[Exercise details]
Make an exact copy of the whole listing, but leave its pictures out.

[Data under study]
⟨
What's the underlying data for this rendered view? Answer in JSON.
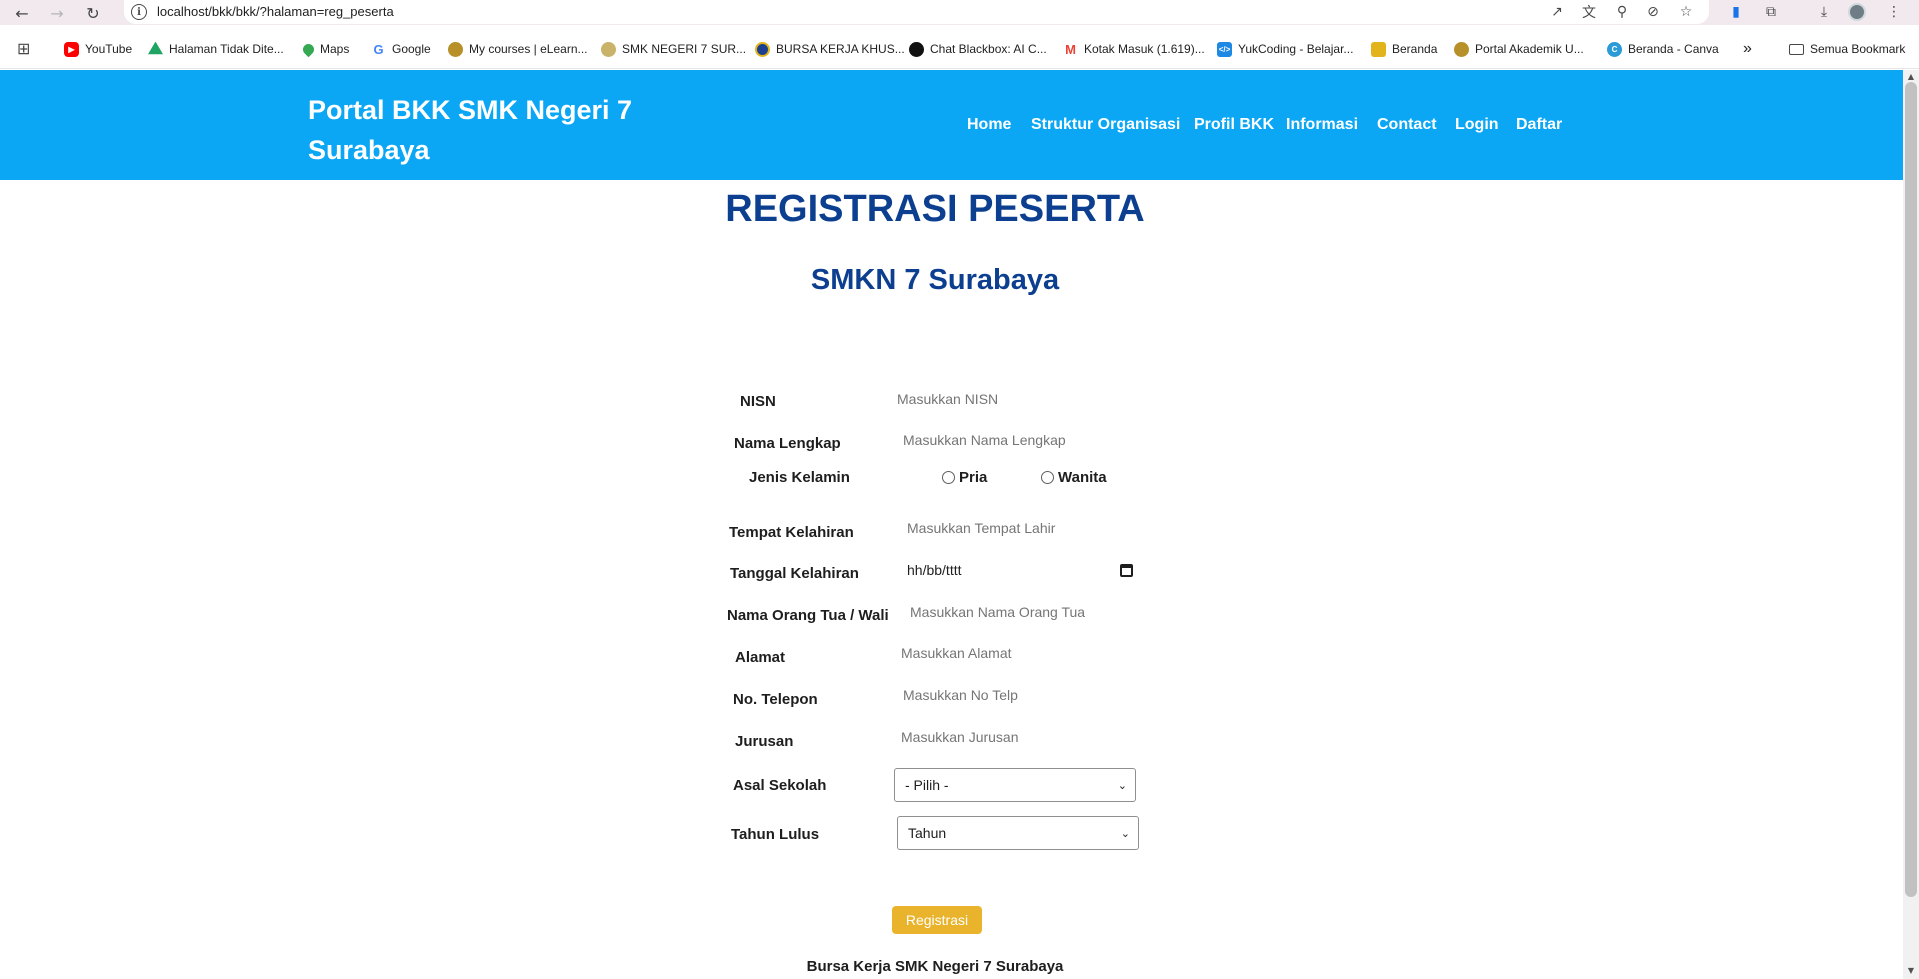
{
  "browser": {
    "url": "localhost/bkk/bkk/?halaman=reg_peserta",
    "bookmarks": [
      {
        "label": "YouTube",
        "icon": "youtube-icon",
        "color": "#ff0000"
      },
      {
        "label": "Halaman Tidak Dite...",
        "icon": "google-drive-icon",
        "color": "#1fa463"
      },
      {
        "label": "Maps",
        "icon": "maps-pin-icon",
        "color": "#34a853"
      },
      {
        "label": "Google",
        "icon": "google-icon",
        "color": "#4285f4"
      },
      {
        "label": "My courses | eLearn...",
        "icon": "school-logo-icon",
        "color": "#b8902a"
      },
      {
        "label": "SMK NEGERI 7 SUR...",
        "icon": "smk-logo-icon",
        "color": "#c9b26a"
      },
      {
        "label": "BURSA KERJA KHUS...",
        "icon": "bkk-logo-icon",
        "color": "#1c3f8f"
      },
      {
        "label": "Chat Blackbox: AI C...",
        "icon": "blackbox-icon",
        "color": "#111111"
      },
      {
        "label": "Kotak Masuk (1.619)...",
        "icon": "gmail-icon",
        "color": "#ea4335"
      },
      {
        "label": "YukCoding - Belajar...",
        "icon": "yukcoding-icon",
        "color": "#1e88e5"
      },
      {
        "label": "Beranda",
        "icon": "beranda-icon",
        "color": "#e3b31c"
      },
      {
        "label": "Portal Akademik U...",
        "icon": "portal-akademik-icon",
        "color": "#b8902a"
      },
      {
        "label": "Beranda - Canva",
        "icon": "canva-icon",
        "color": "#2b9bd8"
      }
    ],
    "more_bookmarks": "»",
    "all_bookmarks": "Semua Bookmark"
  },
  "header": {
    "brand": "Portal BKK SMK Negeri 7 Surabaya",
    "menu": [
      "Home",
      "Struktur Organisasi",
      "Profil BKK",
      "Informasi",
      "Contact",
      "Login",
      "Daftar"
    ],
    "bg_color": "#0ba7f5"
  },
  "page": {
    "title": "REGISTRASI PESERTA",
    "subtitle": "SMKN 7 Surabaya"
  },
  "form": {
    "nisn": {
      "label": "NISN",
      "placeholder": "Masukkan NISN"
    },
    "nama": {
      "label": "Nama Lengkap",
      "placeholder": "Masukkan Nama Lengkap"
    },
    "jenis_kelamin": {
      "label": "Jenis Kelamin",
      "options": [
        "Pria",
        "Wanita"
      ]
    },
    "tempat_lahir": {
      "label": "Tempat Kelahiran",
      "placeholder": "Masukkan Tempat Lahir"
    },
    "tanggal_lahir": {
      "label": "Tanggal Kelahiran",
      "value": "hh/bb/tttt"
    },
    "orang_tua": {
      "label": "Nama Orang Tua / Wali",
      "placeholder": "Masukkan Nama Orang Tua"
    },
    "alamat": {
      "label": "Alamat",
      "placeholder": "Masukkan Alamat"
    },
    "telepon": {
      "label": "No. Telepon",
      "placeholder": "Masukkan No Telp"
    },
    "jurusan": {
      "label": "Jurusan",
      "placeholder": "Masukkan Jurusan"
    },
    "asal_sekolah": {
      "label": "Asal Sekolah",
      "selected": "- Pilih -"
    },
    "tahun_lulus": {
      "label": "Tahun Lulus",
      "selected": "Tahun"
    },
    "submit_label": "Registrasi",
    "submit_color": "#e9b42c"
  },
  "footer": {
    "text": "Bursa Kerja SMK Negeri 7 Surabaya"
  }
}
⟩
[Output]
What's the underlying data for this rendered view? Answer in JSON.
{
  "browser": {
    "url": "localhost/bkk/bkk/?halaman=reg_peserta",
    "bookmarks": [
      {
        "label": "YouTube",
        "icon": "youtube-icon",
        "color": "#ff0000"
      },
      {
        "label": "Halaman Tidak Dite...",
        "icon": "google-drive-icon",
        "color": "#1fa463"
      },
      {
        "label": "Maps",
        "icon": "maps-pin-icon",
        "color": "#34a853"
      },
      {
        "label": "Google",
        "icon": "google-icon",
        "color": "#4285f4"
      },
      {
        "label": "My courses | eLearn...",
        "icon": "school-logo-icon",
        "color": "#b8902a"
      },
      {
        "label": "SMK NEGERI 7 SUR...",
        "icon": "smk-logo-icon",
        "color": "#c9b26a"
      },
      {
        "label": "BURSA KERJA KHUS...",
        "icon": "bkk-logo-icon",
        "color": "#1c3f8f"
      },
      {
        "label": "Chat Blackbox: AI C...",
        "icon": "blackbox-icon",
        "color": "#111111"
      },
      {
        "label": "Kotak Masuk (1.619)...",
        "icon": "gmail-icon",
        "color": "#ea4335"
      },
      {
        "label": "YukCoding - Belajar...",
        "icon": "yukcoding-icon",
        "color": "#1e88e5"
      },
      {
        "label": "Beranda",
        "icon": "beranda-icon",
        "color": "#e3b31c"
      },
      {
        "label": "Portal Akademik U...",
        "icon": "portal-akademik-icon",
        "color": "#b8902a"
      },
      {
        "label": "Beranda - Canva",
        "icon": "canva-icon",
        "color": "#2b9bd8"
      }
    ],
    "more_bookmarks": "»",
    "all_bookmarks": "Semua Bookmark"
  },
  "header": {
    "brand": "Portal BKK SMK Negeri 7 Surabaya",
    "menu": [
      "Home",
      "Struktur Organisasi",
      "Profil BKK",
      "Informasi",
      "Contact",
      "Login",
      "Daftar"
    ],
    "bg_color": "#0ba7f5"
  },
  "page": {
    "title": "REGISTRASI PESERTA",
    "subtitle": "SMKN 7 Surabaya"
  },
  "form": {
    "nisn": {
      "label": "NISN",
      "placeholder": "Masukkan NISN"
    },
    "nama": {
      "label": "Nama Lengkap",
      "placeholder": "Masukkan Nama Lengkap"
    },
    "jenis_kelamin": {
      "label": "Jenis Kelamin",
      "options": [
        "Pria",
        "Wanita"
      ]
    },
    "tempat_lahir": {
      "label": "Tempat Kelahiran",
      "placeholder": "Masukkan Tempat Lahir"
    },
    "tanggal_lahir": {
      "label": "Tanggal Kelahiran",
      "value": "hh/bb/tttt"
    },
    "orang_tua": {
      "label": "Nama Orang Tua / Wali",
      "placeholder": "Masukkan Nama Orang Tua"
    },
    "alamat": {
      "label": "Alamat",
      "placeholder": "Masukkan Alamat"
    },
    "telepon": {
      "label": "No. Telepon",
      "placeholder": "Masukkan No Telp"
    },
    "jurusan": {
      "label": "Jurusan",
      "placeholder": "Masukkan Jurusan"
    },
    "asal_sekolah": {
      "label": "Asal Sekolah",
      "selected": "- Pilih -"
    },
    "tahun_lulus": {
      "label": "Tahun Lulus",
      "selected": "Tahun"
    },
    "submit_label": "Registrasi",
    "submit_color": "#e9b42c"
  },
  "footer": {
    "text": "Bursa Kerja SMK Negeri 7 Surabaya"
  }
}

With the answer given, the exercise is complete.